Problem to solve:
Only the pictures are to be dropped; the rest of the data below is to be duplicated exactly.

App and web page records:
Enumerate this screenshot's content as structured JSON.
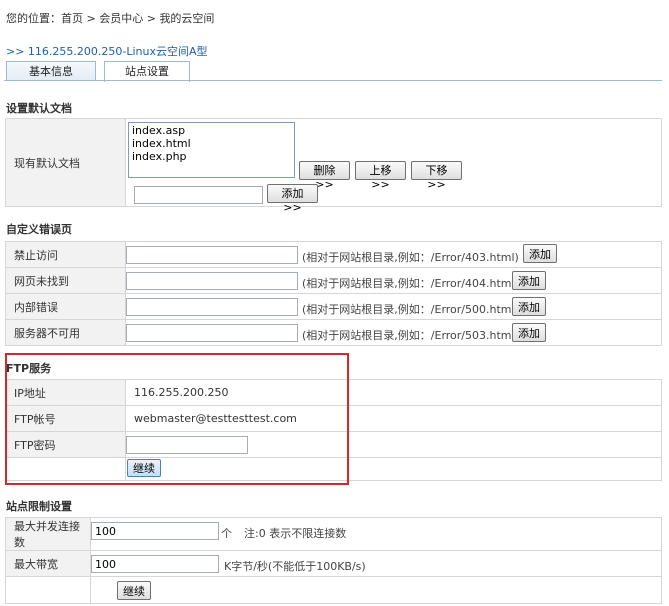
{
  "breadcrumb": {
    "prefix": "您的位置：",
    "items": [
      "首页",
      "会员中心",
      "我的云空间"
    ],
    "sep": " > "
  },
  "server_title": ">> 116.255.200.250-Linux云空间A型",
  "tabs": [
    {
      "label": "基本信息"
    },
    {
      "label": "站点设置"
    }
  ],
  "default_doc": {
    "title": "设置默认文档",
    "label": "现有默认文档",
    "items": [
      "index.asp",
      "index.html",
      "index.php"
    ],
    "delete_label": "删除>>",
    "up_label": "上移>>",
    "down_label": "下移>>",
    "new_value": "",
    "add_label": "添加>>"
  },
  "error_pages": {
    "title": "自定义错误页",
    "add_label": "添加",
    "rows": [
      {
        "label": "禁止访问",
        "value": "",
        "hint": "(相对于网站根目录,例如：/Error/403.html)"
      },
      {
        "label": "网页未找到",
        "value": "",
        "hint": "(相对于网站根目录,例如：/Error/404.html)"
      },
      {
        "label": "内部错误",
        "value": "",
        "hint": "(相对于网站根目录,例如：/Error/500.html)"
      },
      {
        "label": "服务器不可用",
        "value": "",
        "hint": "(相对于网站根目录,例如：/Error/503.html)"
      }
    ]
  },
  "ftp": {
    "title": "FTP服务",
    "ip_label": "IP地址",
    "ip_value": "116.255.200.250",
    "account_label": "FTP帐号",
    "account_value": "webmaster@testtesttest.com",
    "password_label": "FTP密码",
    "password_value": "",
    "continue_label": "继续"
  },
  "limits": {
    "title": "站点限制设置",
    "max_conn_label": "最大并发连接数",
    "max_conn_value": "100",
    "max_conn_unit": "个",
    "max_conn_hint": "注:0 表示不限连接数",
    "bandwidth_label": "最大带宽",
    "bandwidth_value": "100",
    "bandwidth_hint": "K字节/秒(不能低于100KB/s)",
    "continue_label": "继续"
  },
  "colors": {
    "link": "#1f5fa8",
    "highlight_border": "#d9262b",
    "label_bg": "#f2f2f2"
  }
}
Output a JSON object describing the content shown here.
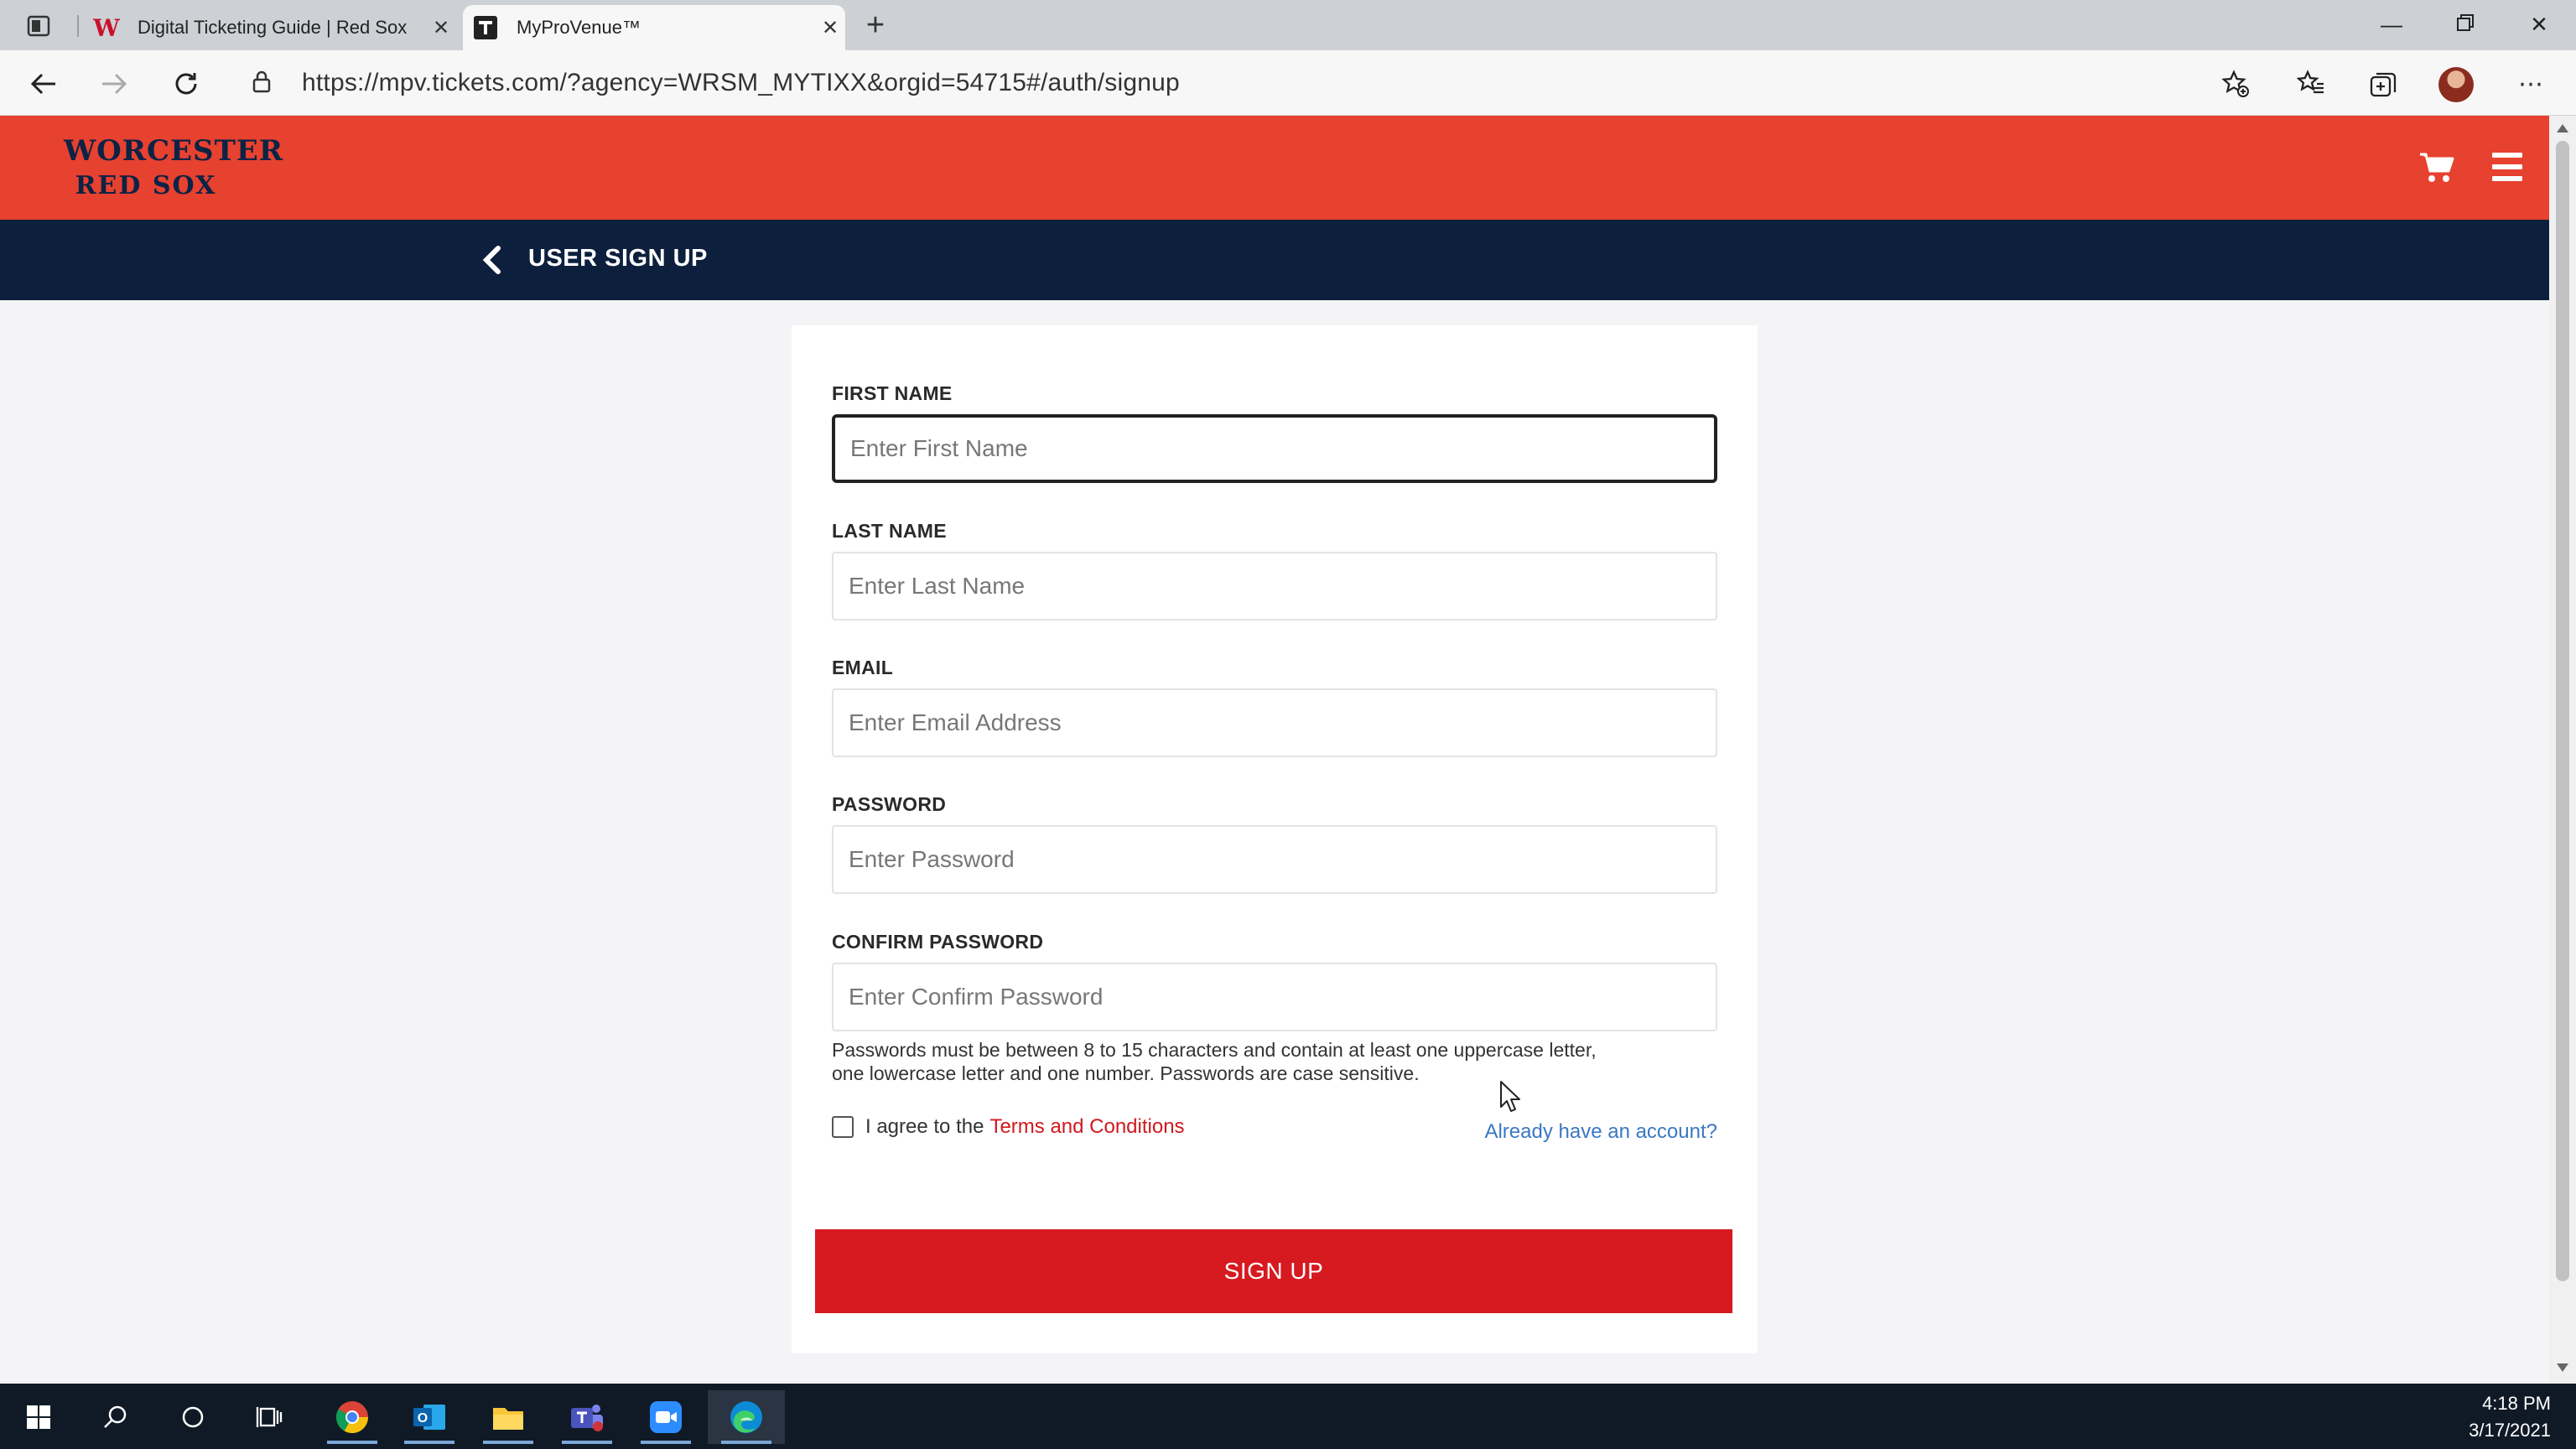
{
  "browser": {
    "tabs": [
      {
        "title": "Digital Ticketing Guide | Red Sox",
        "active": false
      },
      {
        "title": "MyProVenue™",
        "active": true
      }
    ],
    "url": "https://mpv.tickets.com/?agency=WRSM_MYTIXX&orgid=54715#/auth/signup"
  },
  "site": {
    "logo_line1": "WORCESTER",
    "logo_line2": "RED SOX",
    "brand_color": "#e7412f",
    "nav_color": "#0c1f3d",
    "page_title": "USER SIGN UP"
  },
  "form": {
    "first_name": {
      "label": "FIRST NAME",
      "placeholder": "Enter First Name",
      "value": ""
    },
    "last_name": {
      "label": "LAST NAME",
      "placeholder": "Enter Last Name",
      "value": ""
    },
    "email": {
      "label": "EMAIL",
      "placeholder": "Enter Email Address",
      "value": ""
    },
    "password": {
      "label": "PASSWORD",
      "placeholder": "Enter Password",
      "value": ""
    },
    "confirm_password": {
      "label": "CONFIRM PASSWORD",
      "placeholder": "Enter Confirm Password",
      "value": ""
    },
    "password_help_line1": "Passwords must be between 8 to 15 characters and contain at least one uppercase letter,",
    "password_help_line2": "one lowercase letter and one number. Passwords are case sensitive.",
    "agree_text": "I agree to the",
    "terms_link": "Terms and Conditions",
    "agree_checked": false,
    "already_link": "Already have an account?",
    "submit_label": "SIGN UP",
    "submit_color": "#d71920"
  },
  "taskbar": {
    "apps": [
      "windows-start",
      "search",
      "cortana",
      "task-view",
      "chrome",
      "outlook",
      "file-explorer",
      "teams",
      "zoom",
      "edge"
    ],
    "active_app": "edge",
    "time": "4:18 PM",
    "date": "3/17/2021"
  }
}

Answer to the exercise:
Enumerate this screenshot's content as structured JSON.
{
  "breadcrumb": {
    "prefix": "您的位置：",
    "items": [
      "首页",
      "会员中心",
      "我的云空间"
    ],
    "sep": " > "
  },
  "server_title": ">> 116.255.200.250-Linux云空间A型",
  "tabs": [
    {
      "label": "基本信息"
    },
    {
      "label": "站点设置"
    }
  ],
  "default_doc": {
    "title": "设置默认文档",
    "label": "现有默认文档",
    "items": [
      "index.asp",
      "index.html",
      "index.php"
    ],
    "delete_label": "删除>>",
    "up_label": "上移>>",
    "down_label": "下移>>",
    "new_value": "",
    "add_label": "添加>>"
  },
  "error_pages": {
    "title": "自定义错误页",
    "add_label": "添加",
    "rows": [
      {
        "label": "禁止访问",
        "value": "",
        "hint": "(相对于网站根目录,例如：/Error/403.html)"
      },
      {
        "label": "网页未找到",
        "value": "",
        "hint": "(相对于网站根目录,例如：/Error/404.html)"
      },
      {
        "label": "内部错误",
        "value": "",
        "hint": "(相对于网站根目录,例如：/Error/500.html)"
      },
      {
        "label": "服务器不可用",
        "value": "",
        "hint": "(相对于网站根目录,例如：/Error/503.html)"
      }
    ]
  },
  "ftp": {
    "title": "FTP服务",
    "ip_label": "IP地址",
    "ip_value": "116.255.200.250",
    "account_label": "FTP帐号",
    "account_value": "webmaster@testtesttest.com",
    "password_label": "FTP密码",
    "password_value": "",
    "continue_label": "继续"
  },
  "limits": {
    "title": "站点限制设置",
    "max_conn_label": "最大并发连接数",
    "max_conn_value": "100",
    "max_conn_unit": "个",
    "max_conn_hint": "注:0 表示不限连接数",
    "bandwidth_label": "最大带宽",
    "bandwidth_value": "100",
    "bandwidth_hint": "K字节/秒(不能低于100KB/s)",
    "continue_label": "继续"
  },
  "colors": {
    "link": "#1f5fa8",
    "highlight_border": "#d9262b",
    "label_bg": "#f2f2f2"
  }
}
Output a JSON object describing the content shown here.
{
  "browser": {
    "tabs": [
      {
        "title": "Digital Ticketing Guide | Red Sox",
        "active": false
      },
      {
        "title": "MyProVenue™",
        "active": true
      }
    ],
    "url": "https://mpv.tickets.com/?agency=WRSM_MYTIXX&orgid=54715#/auth/signup"
  },
  "site": {
    "logo_line1": "WORCESTER",
    "logo_line2": "RED SOX",
    "brand_color": "#e7412f",
    "nav_color": "#0c1f3d",
    "page_title": "USER SIGN UP"
  },
  "form": {
    "first_name": {
      "label": "FIRST NAME",
      "placeholder": "Enter First Name",
      "value": ""
    },
    "last_name": {
      "label": "LAST NAME",
      "placeholder": "Enter Last Name",
      "value": ""
    },
    "email": {
      "label": "EMAIL",
      "placeholder": "Enter Email Address",
      "value": ""
    },
    "password": {
      "label": "PASSWORD",
      "placeholder": "Enter Password",
      "value": ""
    },
    "confirm_password": {
      "label": "CONFIRM PASSWORD",
      "placeholder": "Enter Confirm Password",
      "value": ""
    },
    "password_help_line1": "Passwords must be between 8 to 15 characters and contain at least one uppercase letter,",
    "password_help_line2": "one lowercase letter and one number. Passwords are case sensitive.",
    "agree_text": "I agree to the",
    "terms_link": "Terms and Conditions",
    "agree_checked": false,
    "already_link": "Already have an account?",
    "submit_label": "SIGN UP",
    "submit_color": "#d71920"
  },
  "taskbar": {
    "apps": [
      "windows-start",
      "search",
      "cortana",
      "task-view",
      "chrome",
      "outlook",
      "file-explorer",
      "teams",
      "zoom",
      "edge"
    ],
    "active_app": "edge",
    "time": "4:18 PM",
    "date": "3/17/2021"
  }
}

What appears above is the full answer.